The region Liao visited, where he conducted the interviews in the book was a bit further west, in Yunnan Province, up in the mountains. The picture Liao paints in the book is of missionaries, Catholic and Protestant, who established schools and hospitals, cared for orphans, preached the gospel, and won the hearts of many people – many of whom stood firm in the faith through almost three decades of persecution from the early 50′s until 1980 or so. It was a far cry from the official version Liao had been taught “when Western missionaries were portrayed as “evil agents of the imperialists” who enslaved the Chinese mind, killed Chinese babies, and ruined indigenous cultures.” (p. xviii)
The church in China is not thriving because of western imperialism – and it did not vanish during the communist persecution. Some of the letters home printed in the Alliance Weekly and other newsletters from the early 20th century certainly contain comments that would raise eyebrows today. But they also exhibit a real concern for the people, as people, not merely as souls to be won. The reports are full of references to the local churches and the local pastors leading these churches. The missionary work appeared to concentrate on schools and education at various levels. Seeds were planted by Christians following the great commission to make disciples and to love God and love others.
There is much we can learn by listening to Chinese Christians. I will post on some of the interviews, places described by Liao Yiwu in God Is Red in upcoming weeks.
Because of the family history I always payed special attention to missions and missionary efforts when it came up in church and in other contexts. Visits by missionaries on furlough, presentations concerning the building of hospitals in Africa, schools in India, and Churches in Asia were a staple of Sunday school, Evening services, and special meetings. But they’ve all but disappeared from the evangelical church. Perhaps this is merely the changing tide of time – a new context and a new emphasis. The world is smaller, and missionary work less important. But I wonder if this is the major impetus. It is a topic worth some discussion.
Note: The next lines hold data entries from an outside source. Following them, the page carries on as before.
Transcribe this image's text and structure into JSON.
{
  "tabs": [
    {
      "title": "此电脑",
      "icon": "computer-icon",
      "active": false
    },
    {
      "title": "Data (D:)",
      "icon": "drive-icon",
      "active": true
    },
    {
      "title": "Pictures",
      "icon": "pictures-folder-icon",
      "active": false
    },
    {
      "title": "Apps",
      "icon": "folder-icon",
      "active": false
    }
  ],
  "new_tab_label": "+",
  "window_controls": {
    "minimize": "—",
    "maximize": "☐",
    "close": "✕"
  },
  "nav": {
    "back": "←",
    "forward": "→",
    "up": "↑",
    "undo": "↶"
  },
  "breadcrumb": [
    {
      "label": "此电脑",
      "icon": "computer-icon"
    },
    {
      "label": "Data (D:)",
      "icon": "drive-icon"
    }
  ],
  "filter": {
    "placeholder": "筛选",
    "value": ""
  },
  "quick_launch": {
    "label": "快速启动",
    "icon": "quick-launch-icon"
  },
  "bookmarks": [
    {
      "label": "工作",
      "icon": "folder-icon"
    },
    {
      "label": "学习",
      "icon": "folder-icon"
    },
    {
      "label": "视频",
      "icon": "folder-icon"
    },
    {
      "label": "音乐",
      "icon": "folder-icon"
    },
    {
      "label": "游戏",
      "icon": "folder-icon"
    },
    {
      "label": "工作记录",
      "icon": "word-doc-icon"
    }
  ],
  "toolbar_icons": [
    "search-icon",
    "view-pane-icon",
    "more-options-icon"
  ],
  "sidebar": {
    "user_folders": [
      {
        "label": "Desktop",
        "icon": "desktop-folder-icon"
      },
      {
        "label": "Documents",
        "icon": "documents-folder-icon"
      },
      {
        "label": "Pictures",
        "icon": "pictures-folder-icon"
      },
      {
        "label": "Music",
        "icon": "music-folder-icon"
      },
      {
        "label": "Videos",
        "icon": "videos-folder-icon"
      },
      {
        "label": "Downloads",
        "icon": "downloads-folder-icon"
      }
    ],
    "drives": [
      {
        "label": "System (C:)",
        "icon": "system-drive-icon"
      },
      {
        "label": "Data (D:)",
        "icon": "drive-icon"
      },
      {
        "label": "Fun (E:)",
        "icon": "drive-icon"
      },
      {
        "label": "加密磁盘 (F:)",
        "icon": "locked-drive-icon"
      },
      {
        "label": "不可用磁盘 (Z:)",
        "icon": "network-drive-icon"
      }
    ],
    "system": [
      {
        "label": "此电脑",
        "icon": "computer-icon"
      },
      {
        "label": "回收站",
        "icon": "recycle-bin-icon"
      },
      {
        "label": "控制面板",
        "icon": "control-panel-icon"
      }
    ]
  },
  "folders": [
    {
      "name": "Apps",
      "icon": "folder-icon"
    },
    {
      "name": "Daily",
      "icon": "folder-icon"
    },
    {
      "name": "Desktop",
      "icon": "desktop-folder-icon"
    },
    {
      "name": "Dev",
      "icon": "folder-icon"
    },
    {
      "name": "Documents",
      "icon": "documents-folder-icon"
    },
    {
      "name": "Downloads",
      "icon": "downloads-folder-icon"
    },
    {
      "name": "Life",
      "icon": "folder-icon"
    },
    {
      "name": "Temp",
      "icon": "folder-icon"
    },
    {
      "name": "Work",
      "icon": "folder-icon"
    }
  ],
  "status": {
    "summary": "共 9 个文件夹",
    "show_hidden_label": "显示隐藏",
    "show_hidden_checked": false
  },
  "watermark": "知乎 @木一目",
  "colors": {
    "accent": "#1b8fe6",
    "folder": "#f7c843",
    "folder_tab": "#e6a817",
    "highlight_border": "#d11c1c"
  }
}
Should we have more emphasis on missionary work today?
Where and how? or Why not? What has changed?
If you wish to contact me directly you may do so at rjs4mail[at]att.net